Data listing below:

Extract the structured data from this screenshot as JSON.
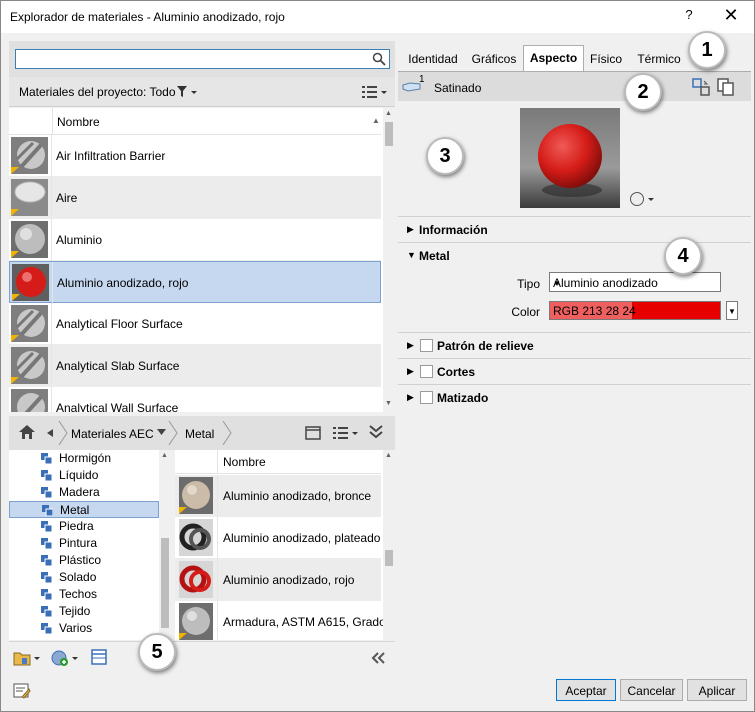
{
  "window": {
    "title": "Explorador de materiales - Aluminio anodizado, rojo",
    "help_label": "?",
    "close_label": "✕"
  },
  "search": {
    "value": "",
    "placeholder": ""
  },
  "project": {
    "filter_label": "Materiales del proyecto: Todo",
    "column_name": "Nombre",
    "materials": [
      {
        "name": "Air Infiltration Barrier",
        "thumb": "striped-sphere-icon"
      },
      {
        "name": "Aire",
        "thumb": "white-sphere-icon"
      },
      {
        "name": "Aluminio",
        "thumb": "grey-sphere-icon"
      },
      {
        "name": "Aluminio anodizado, rojo",
        "thumb": "red-sphere-icon",
        "selected": true
      },
      {
        "name": "Analytical Floor Surface",
        "thumb": "striped-sphere-icon"
      },
      {
        "name": "Analytical Slab Surface",
        "thumb": "striped-sphere-icon"
      },
      {
        "name": "Analytical Wall Surface",
        "thumb": "striped-sphere-icon"
      }
    ]
  },
  "library": {
    "breadcrumb": [
      "Materiales AEC",
      "Metal"
    ],
    "tree": [
      "Hormigón",
      "Líquido",
      "Madera",
      "Metal",
      "Piedra",
      "Pintura",
      "Plástico",
      "Solado",
      "Techos",
      "Tejido",
      "Varios"
    ],
    "tree_selected": "Metal",
    "column_name": "Nombre",
    "items": [
      {
        "name": "Aluminio anodizado, bronce",
        "thumb": "bronze-sphere-icon"
      },
      {
        "name": "Aluminio anodizado, plateado",
        "thumb": "silver-rings-icon"
      },
      {
        "name": "Aluminio anodizado, rojo",
        "thumb": "red-rings-icon"
      },
      {
        "name": "Armadura, ASTM A615, Grado",
        "thumb": "grey-sphere-icon"
      }
    ]
  },
  "tabs": [
    "Identidad",
    "Gráficos",
    "Aspecto",
    "Físico",
    "Térmico"
  ],
  "active_tab": "Aspecto",
  "asset": {
    "count": "1",
    "name": "Satinado"
  },
  "sections": {
    "informacion": "Información",
    "metal": "Metal",
    "patron": "Patrón de relieve",
    "cortes": "Cortes",
    "matizado": "Matizado"
  },
  "properties": {
    "tipo_label": "Tipo",
    "tipo_value": "Aluminio anodizado",
    "color_label": "Color",
    "color_value": "RGB 213 28 24"
  },
  "callouts": [
    "1",
    "2",
    "3",
    "4",
    "5"
  ],
  "buttons": {
    "accept": "Aceptar",
    "cancel": "Cancelar",
    "apply": "Aplicar"
  },
  "colors": {
    "selection": "#c6d8f0",
    "selection_border": "#7da2ce",
    "material_color": "#d51c18",
    "folder_blue": "#3a6fb8"
  }
}
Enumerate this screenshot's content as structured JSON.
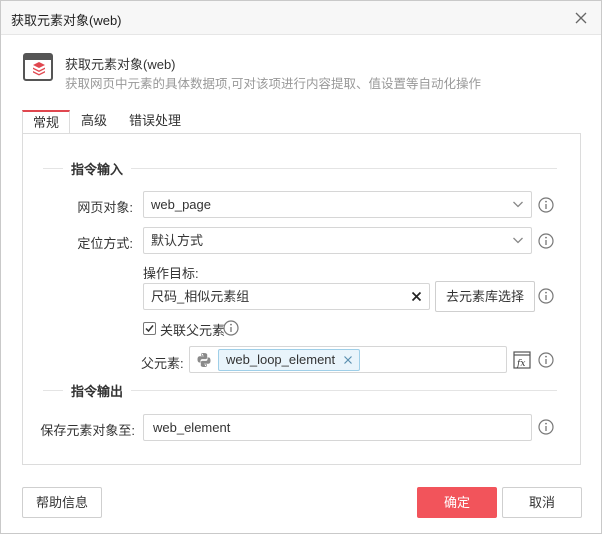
{
  "window": {
    "title": "获取元素对象(web)"
  },
  "header": {
    "name": "获取元素对象(web)",
    "description": "获取网页中元素的具体数据项,可对该项进行内容提取、值设置等自动化操作"
  },
  "tabs": [
    {
      "label": "常规",
      "active": true
    },
    {
      "label": "高级",
      "active": false
    },
    {
      "label": "错误处理",
      "active": false
    }
  ],
  "input_section": {
    "title": "指令输入",
    "web_object": {
      "label": "网页对象:",
      "value": "web_page"
    },
    "locate_mode": {
      "label": "定位方式:",
      "value": "默认方式"
    },
    "target": {
      "label": "操作目标:",
      "value": "尺码_相似元素组",
      "library_button": "去元素库选择"
    },
    "link_parent": {
      "label": "关联父元素",
      "checked": true
    },
    "parent": {
      "label": "父元素:",
      "tag": "web_loop_element"
    }
  },
  "output_section": {
    "title": "指令输出",
    "save_to": {
      "label": "保存元素对象至:",
      "value": "web_element"
    }
  },
  "footer": {
    "help": "帮助信息",
    "ok": "确定",
    "cancel": "取消"
  },
  "colors": {
    "accent": "#f2545b",
    "tab_active": "#e0474f",
    "tag_bg": "#e9f4fb",
    "tag_border": "#9fcfe8"
  },
  "icons": [
    "close-icon",
    "command-icon",
    "chevron-down-icon",
    "info-icon",
    "clear-icon",
    "python-icon",
    "fx-icon",
    "check-icon"
  ]
}
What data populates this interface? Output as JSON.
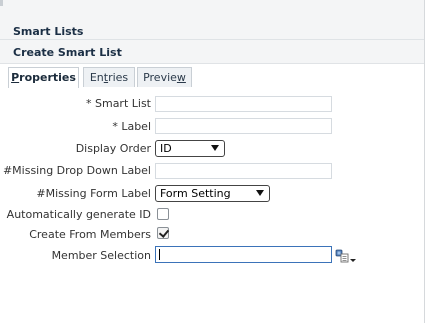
{
  "header": {
    "title": "Smart Lists",
    "subtitle": "Create Smart List"
  },
  "tabs": [
    {
      "label_prefix": "",
      "label_underline": "P",
      "label_rest": "roperties",
      "active": true
    },
    {
      "label_prefix": "En",
      "label_underline": "t",
      "label_rest": "ries",
      "active": false
    },
    {
      "label_prefix": "Previe",
      "label_underline": "w",
      "label_rest": "",
      "active": false
    }
  ],
  "form": {
    "smart_list_label": "* Smart List",
    "label_label": "* Label",
    "display_order_label": "Display Order",
    "display_order_value": "ID",
    "missing_drop_down_label": "#Missing Drop Down Label",
    "missing_form_label": "#Missing Form Label",
    "missing_form_value": "Form Setting",
    "auto_generate_label": "Automatically generate ID",
    "auto_generate_checked": false,
    "create_from_members_label": "Create From Members",
    "create_from_members_checked": true,
    "member_selection_label": "Member Selection"
  },
  "icons": {
    "member_selector": "member-selector-icon"
  }
}
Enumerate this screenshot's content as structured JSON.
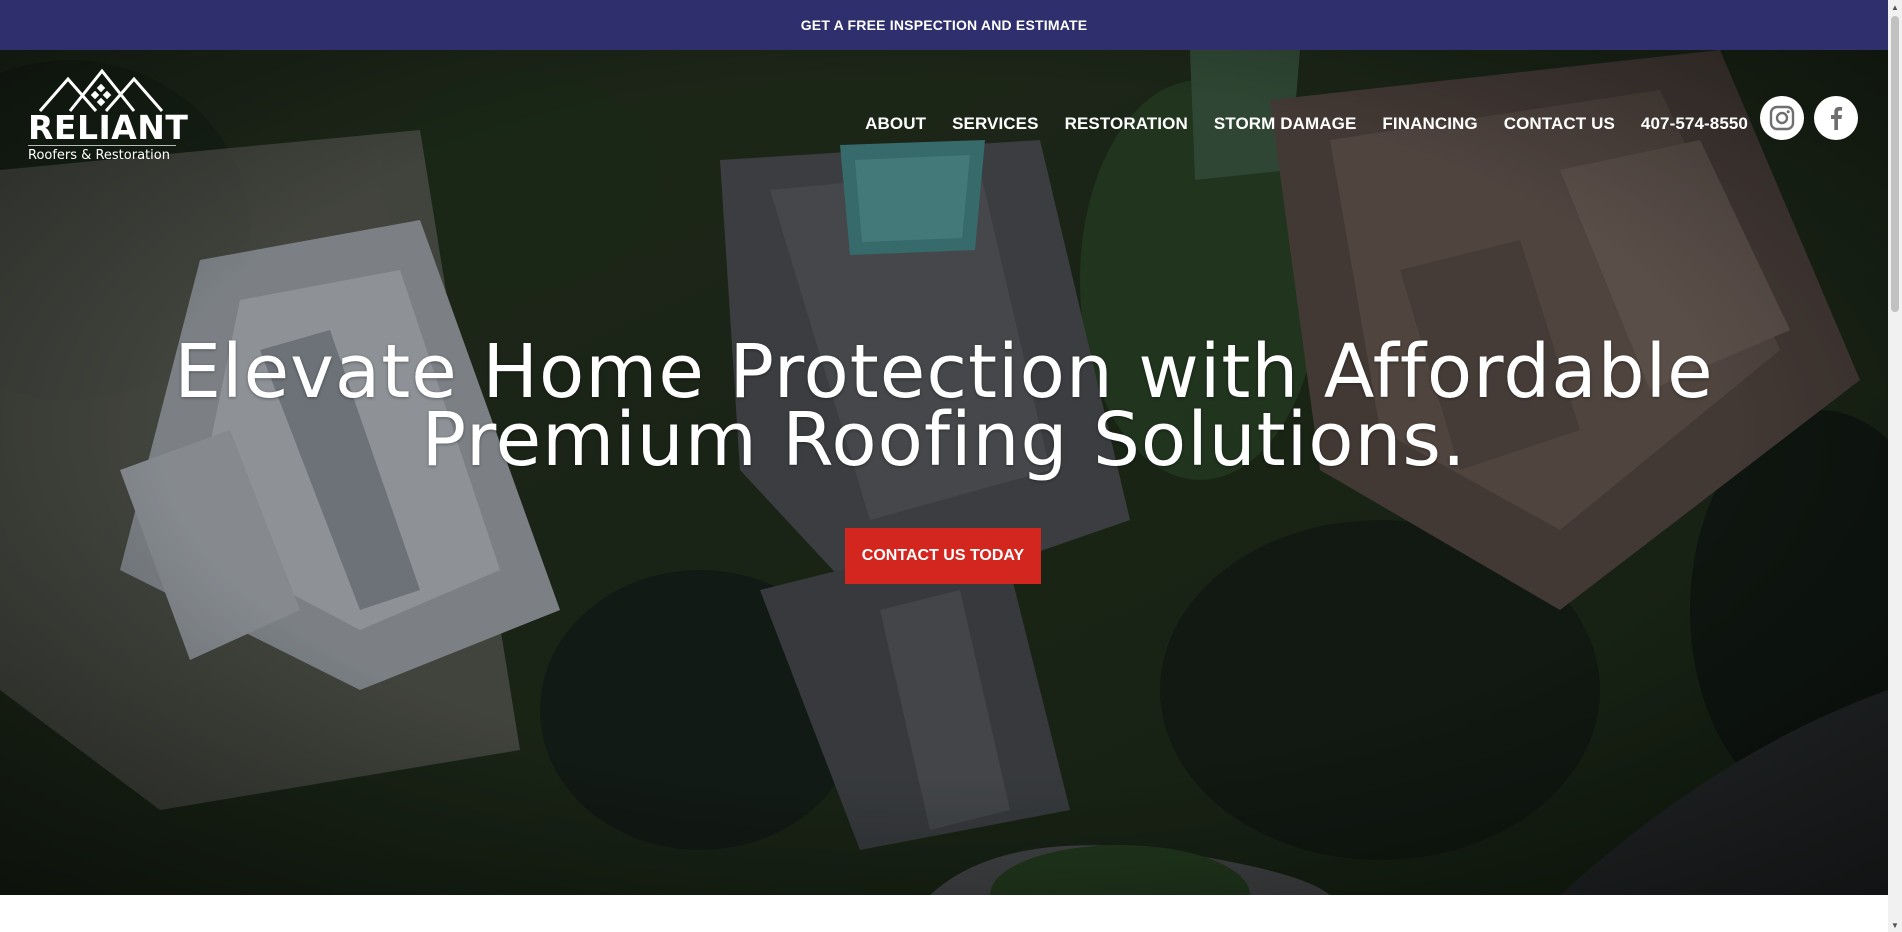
{
  "top_banner": {
    "text": "GET A FREE INSPECTION AND ESTIMATE"
  },
  "logo": {
    "wordmark": "RELIANT",
    "tagline": "Roofers & Restoration"
  },
  "nav": {
    "items": [
      "ABOUT",
      "SERVICES",
      "RESTORATION",
      "STORM DAMAGE",
      "FINANCING",
      "CONTACT US"
    ],
    "phone": "407-574-8550"
  },
  "social": {
    "icons": [
      "instagram-icon",
      "facebook-icon"
    ]
  },
  "hero": {
    "headline": "Elevate Home Protection with Affordable Premium Roofing Solutions.",
    "cta_label": "CONTACT US TODAY"
  },
  "colors": {
    "banner_bg": "#2f2f6e",
    "cta_bg": "#d3261f",
    "text_light": "#ffffff"
  }
}
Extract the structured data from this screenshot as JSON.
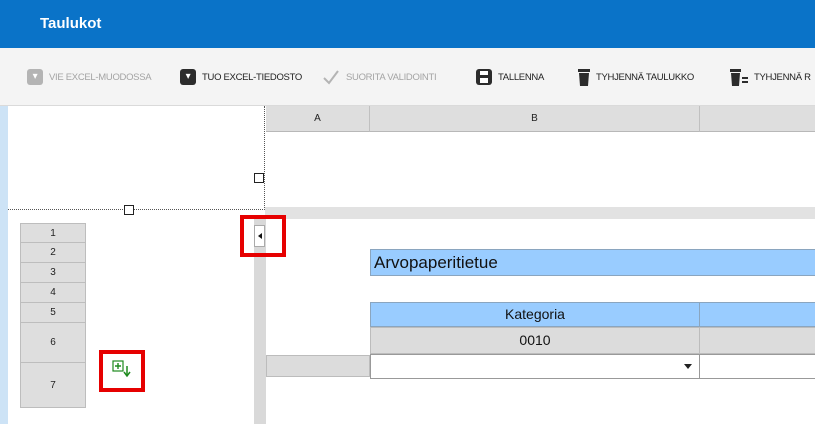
{
  "window": {
    "title": "Taulukot"
  },
  "toolbar": {
    "export_excel": "VIE EXCEL-MUODOSSA",
    "import_excel": "TUO EXCEL-TIEDOSTO",
    "validate": "SUORITA VALIDOINTI",
    "save": "TALLENNA",
    "clear_table": "TYHJENNÄ TAULUKKO",
    "clear_partial": "TYHJENNÄ R"
  },
  "columns": {
    "headers": [
      "A",
      "B"
    ]
  },
  "rows": {
    "headers": [
      "1",
      "2",
      "3",
      "4",
      "5",
      "6",
      "7"
    ]
  },
  "sheet": {
    "title": "Arvopaperitietue",
    "header_category": "Kategoria",
    "category_code": "0010"
  },
  "colors": {
    "titlebar": "#0a73c8",
    "cell_header": "#99ccff",
    "highlight": "#e60000"
  }
}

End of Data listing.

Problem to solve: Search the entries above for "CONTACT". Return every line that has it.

Exercise answer:
      "CONTACT US"
    "cta_label": "CONTACT US TODAY"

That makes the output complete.